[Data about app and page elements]
|---|
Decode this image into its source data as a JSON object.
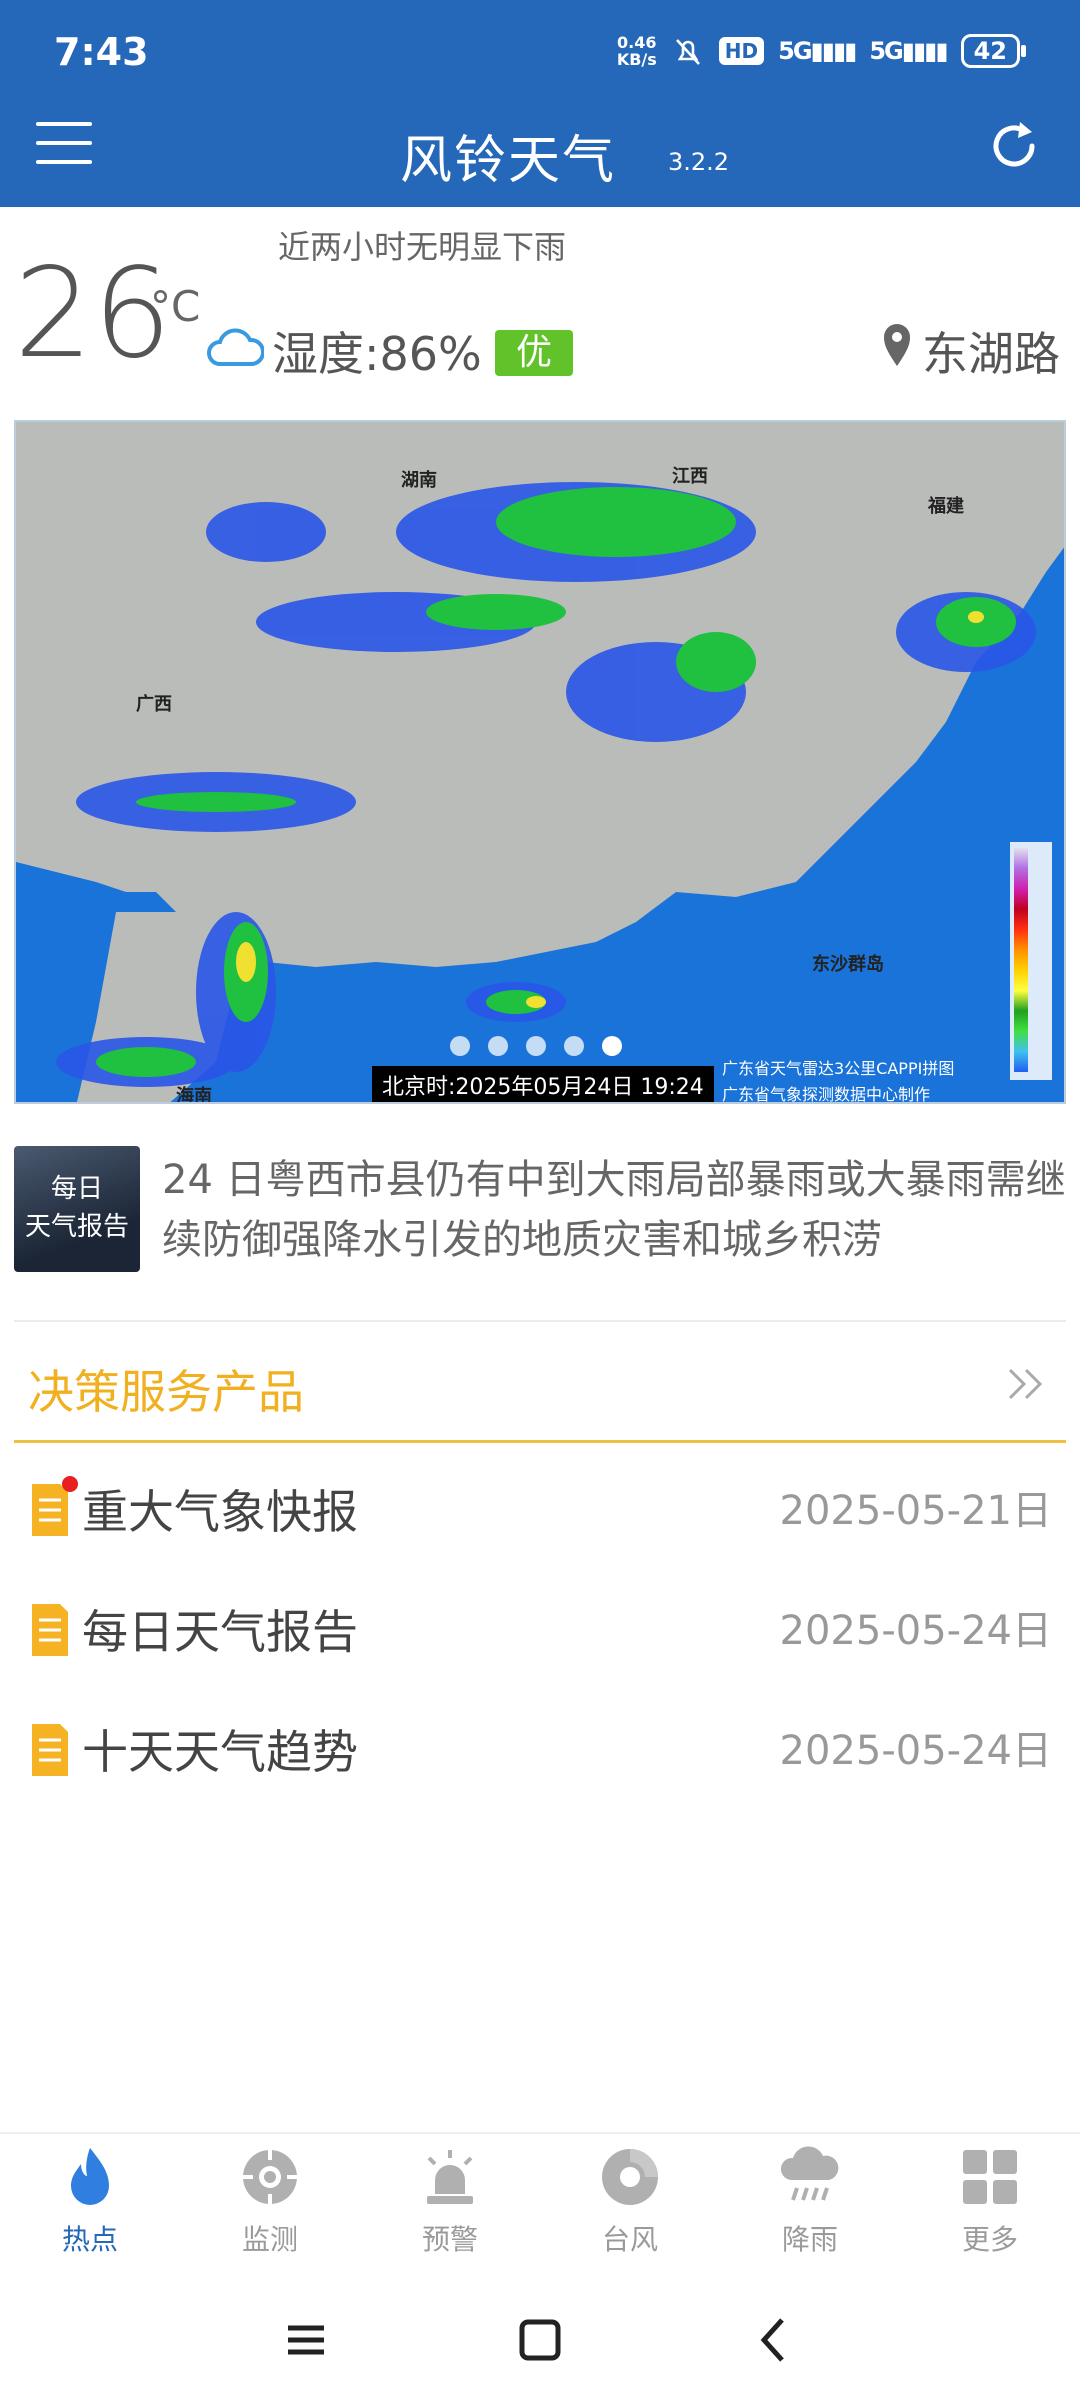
{
  "status_bar": {
    "time": "7:43",
    "net_speed_value": "0.46",
    "net_speed_unit": "KB/s",
    "hd_badge": "HD",
    "signal1": "5G",
    "signal2": "5G",
    "battery": "42"
  },
  "header": {
    "title": "风铃天气",
    "version": "3.2.2"
  },
  "current": {
    "nowcast": "近两小时无明显下雨",
    "temperature": "26",
    "unit": "°C",
    "humidity": "湿度:86%",
    "aqi": "优",
    "location": "东湖路"
  },
  "radar": {
    "labels": {
      "hunan": "湖南",
      "jiangxi": "江西",
      "fujian": "福建",
      "guangxi": "广西",
      "hainan": "海南",
      "dongsha": "东沙群岛"
    },
    "timestamp": "北京时:2025年05月24日 19:24",
    "credit_line1": "广东省天气雷达3公里CAPPI拼图",
    "credit_line2": "广东省气象探测数据中心制作"
  },
  "headline": {
    "thumb_line1": "每日",
    "thumb_line2": "天气报告",
    "text": "24 日粤西市县仍有中到大雨局部暴雨或大暴雨需继续防御强降水引发的地质灾害和城乡积涝"
  },
  "decision": {
    "title": "决策服务产品",
    "items": [
      {
        "name": "重大气象快报",
        "date": "2025-05-21日"
      },
      {
        "name": "每日天气报告",
        "date": "2025-05-24日"
      },
      {
        "name": "十天天气趋势",
        "date": "2025-05-24日"
      }
    ]
  },
  "bottom_nav": [
    {
      "label": "热点",
      "icon": "flame-icon"
    },
    {
      "label": "监测",
      "icon": "monitor-icon"
    },
    {
      "label": "预警",
      "icon": "alarm-icon"
    },
    {
      "label": "台风",
      "icon": "typhoon-icon"
    },
    {
      "label": "降雨",
      "icon": "rain-icon"
    },
    {
      "label": "更多",
      "icon": "grid-icon"
    }
  ],
  "colors": {
    "primary": "#2567b8",
    "accent": "#f0b020",
    "aqi_good": "#62c22a",
    "alert_dot": "#e82020"
  }
}
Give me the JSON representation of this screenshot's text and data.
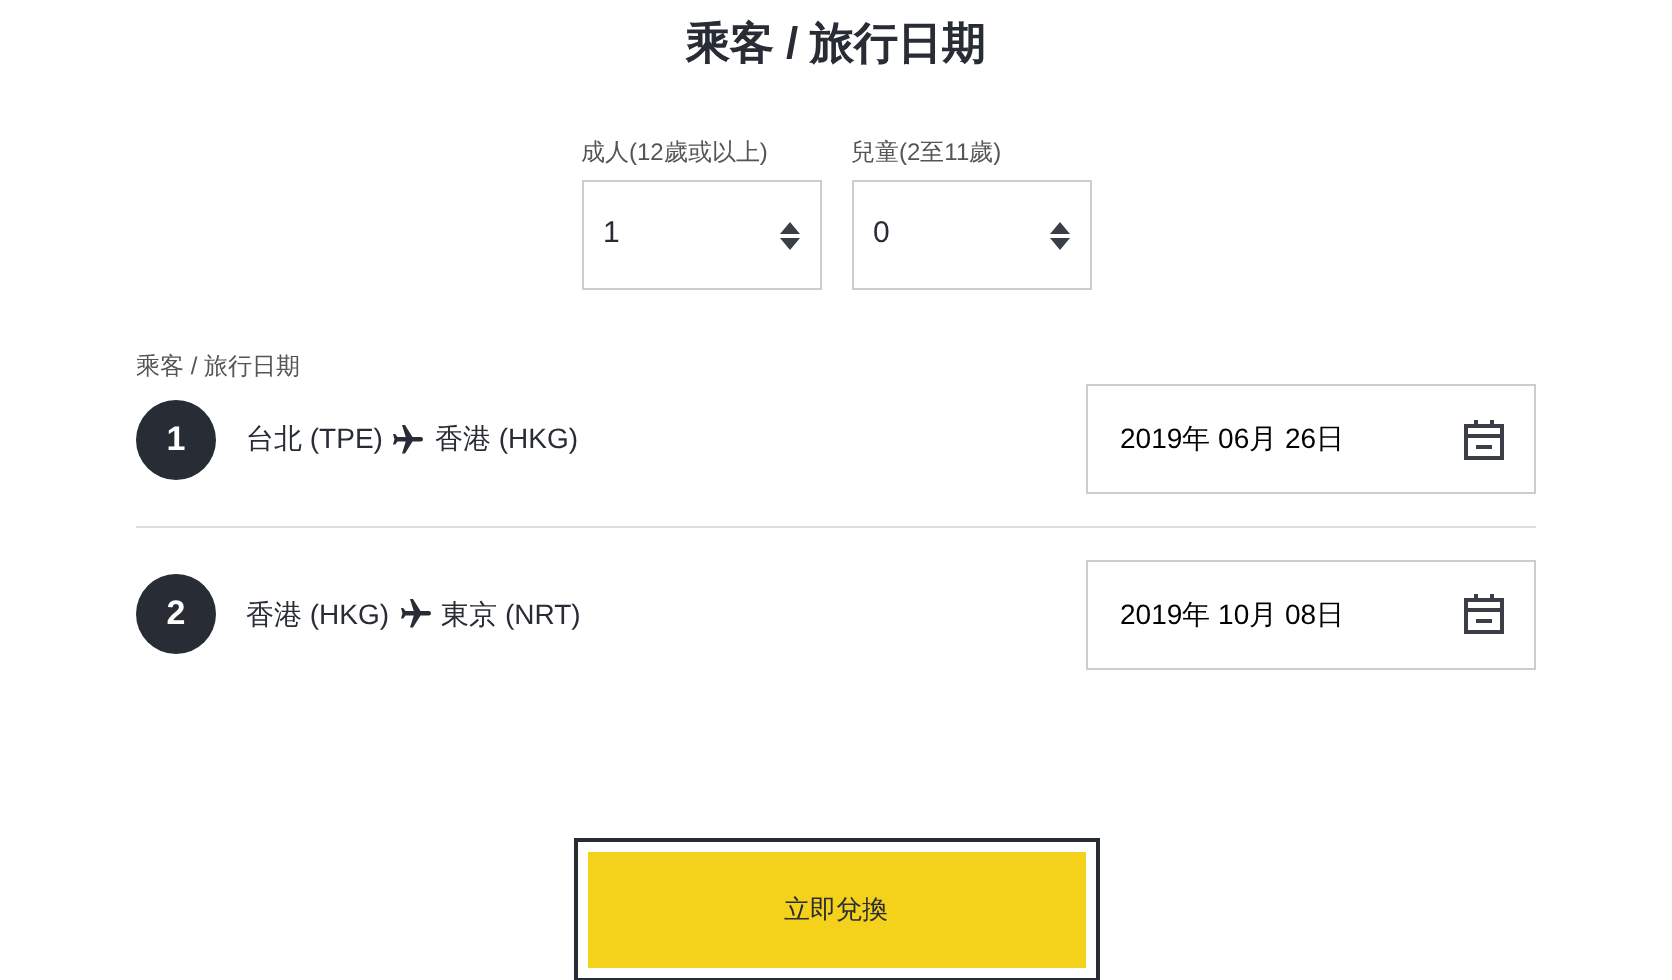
{
  "title": "乘客 / 旅行日期",
  "passengers": [
    {
      "label": "成人(12歲或以上)",
      "value": "1"
    },
    {
      "label": "兒童(2至11歲)",
      "value": "0"
    }
  ],
  "section_label": "乘客 / 旅行日期",
  "trips": [
    {
      "number": "1",
      "from": "台北 (TPE)",
      "to": "香港 (HKG)",
      "date": "2019年 06月 26日"
    },
    {
      "number": "2",
      "from": "香港 (HKG)",
      "to": "東京 (NRT)",
      "date": "2019年 10月 08日"
    }
  ],
  "submit_button": "立即兌換"
}
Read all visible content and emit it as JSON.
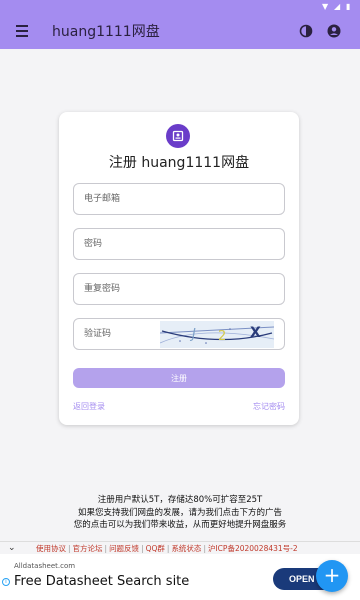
{
  "appbar": {
    "title": "huang1111网盘",
    "menu_icon": "hamburger-menu-icon",
    "theme_icon": "theme-toggle-icon",
    "account_icon": "account-circle-icon"
  },
  "card": {
    "title": "注册 huang1111网盘",
    "email_placeholder": "电子邮箱",
    "password_placeholder": "密码",
    "repeat_password_placeholder": "重复密码",
    "captcha_placeholder": "验证码",
    "register_label": "注册",
    "back_login_label": "返回登录",
    "forgot_password_label": "忘记密码"
  },
  "notice": {
    "line1": "注册用户默认5T，存储达80%可扩容至25T",
    "line2": "如果您支持我们网盘的发展，请为我们点击下方的广告",
    "line3": "您的点击可以为我们带来收益，从而更好地提升网盘服务"
  },
  "footer": {
    "links": [
      "使用协议",
      "官方论坛",
      "问题反馈",
      "QQ群",
      "系统状态",
      "沪ICP备2020028431号-2"
    ]
  },
  "ad": {
    "domain": "Alldatasheet.com",
    "headline": "Free Datasheet Search site",
    "open_label": "OPEN"
  },
  "colors": {
    "appbar": "#a48cf0",
    "accent": "#6a3cc9",
    "button": "#b4a2ec",
    "fab": "#2196f3"
  }
}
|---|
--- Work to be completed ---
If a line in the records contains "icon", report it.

--- Task solution ---
      "icon": "flame-icon"
      "icon": "monitor-icon"
      "icon": "alarm-icon"
      "icon": "typhoon-icon"
      "icon": "rain-icon"
      "icon": "grid-icon"
    "menu_icon": "hamburger-menu-icon",
    "theme_icon": "theme-toggle-icon",
    "account_icon": "account-circle-icon"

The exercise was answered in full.